Without including the pictures, copy out every line below.
Segment Open
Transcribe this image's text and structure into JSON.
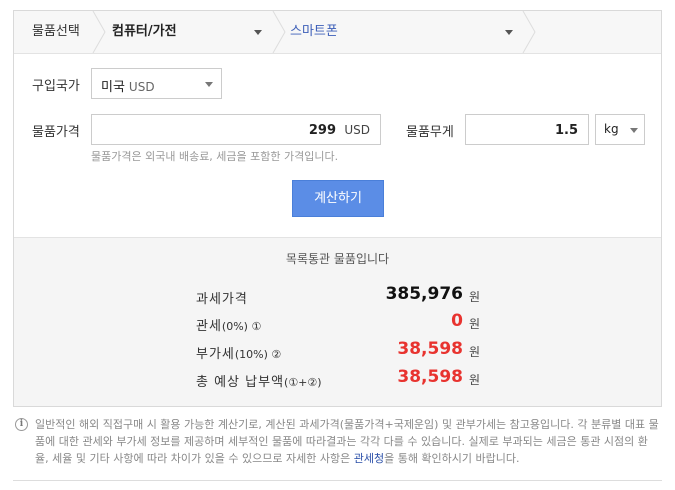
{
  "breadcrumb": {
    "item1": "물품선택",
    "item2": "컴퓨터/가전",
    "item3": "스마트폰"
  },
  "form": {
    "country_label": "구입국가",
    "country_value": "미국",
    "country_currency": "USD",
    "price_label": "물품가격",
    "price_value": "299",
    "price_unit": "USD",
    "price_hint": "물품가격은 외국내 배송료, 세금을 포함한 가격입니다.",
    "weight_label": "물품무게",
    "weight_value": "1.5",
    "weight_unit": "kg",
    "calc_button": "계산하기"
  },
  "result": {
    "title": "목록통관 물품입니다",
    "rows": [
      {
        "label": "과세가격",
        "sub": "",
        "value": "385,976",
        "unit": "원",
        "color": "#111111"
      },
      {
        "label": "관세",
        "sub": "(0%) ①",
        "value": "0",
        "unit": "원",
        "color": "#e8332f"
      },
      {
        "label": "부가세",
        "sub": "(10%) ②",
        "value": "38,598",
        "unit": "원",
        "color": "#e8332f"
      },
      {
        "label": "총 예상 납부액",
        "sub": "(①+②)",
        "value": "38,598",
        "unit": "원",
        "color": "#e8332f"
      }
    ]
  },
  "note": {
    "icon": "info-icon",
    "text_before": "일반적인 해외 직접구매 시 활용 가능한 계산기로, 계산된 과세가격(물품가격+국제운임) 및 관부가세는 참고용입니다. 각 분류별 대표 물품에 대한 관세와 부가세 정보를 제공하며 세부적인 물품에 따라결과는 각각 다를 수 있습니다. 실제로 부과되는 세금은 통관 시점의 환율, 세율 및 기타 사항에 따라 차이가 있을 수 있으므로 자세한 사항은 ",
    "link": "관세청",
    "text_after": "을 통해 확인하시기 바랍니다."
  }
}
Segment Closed
### Finished exercise
Transcribe this image's text and structure into JSON.
{
  "breadcrumb": {
    "item1": "물품선택",
    "item2": "컴퓨터/가전",
    "item3": "스마트폰"
  },
  "form": {
    "country_label": "구입국가",
    "country_value": "미국",
    "country_currency": "USD",
    "price_label": "물품가격",
    "price_value": "299",
    "price_unit": "USD",
    "price_hint": "물품가격은 외국내 배송료, 세금을 포함한 가격입니다.",
    "weight_label": "물품무게",
    "weight_value": "1.5",
    "weight_unit": "kg",
    "calc_button": "계산하기"
  },
  "result": {
    "title": "목록통관 물품입니다",
    "rows": [
      {
        "label": "과세가격",
        "sub": "",
        "value": "385,976",
        "unit": "원",
        "color": "#111111"
      },
      {
        "label": "관세",
        "sub": "(0%) ①",
        "value": "0",
        "unit": "원",
        "color": "#e8332f"
      },
      {
        "label": "부가세",
        "sub": "(10%) ②",
        "value": "38,598",
        "unit": "원",
        "color": "#e8332f"
      },
      {
        "label": "총 예상 납부액",
        "sub": "(①+②)",
        "value": "38,598",
        "unit": "원",
        "color": "#e8332f"
      }
    ]
  },
  "note": {
    "icon": "info-icon",
    "text_before": "일반적인 해외 직접구매 시 활용 가능한 계산기로, 계산된 과세가격(물품가격+국제운임) 및 관부가세는 참고용입니다. 각 분류별 대표 물품에 대한 관세와 부가세 정보를 제공하며 세부적인 물품에 따라결과는 각각 다를 수 있습니다. 실제로 부과되는 세금은 통관 시점의 환율, 세율 및 기타 사항에 따라 차이가 있을 수 있으므로 자세한 사항은 ",
    "link": "관세청",
    "text_after": "을 통해 확인하시기 바랍니다."
  }
}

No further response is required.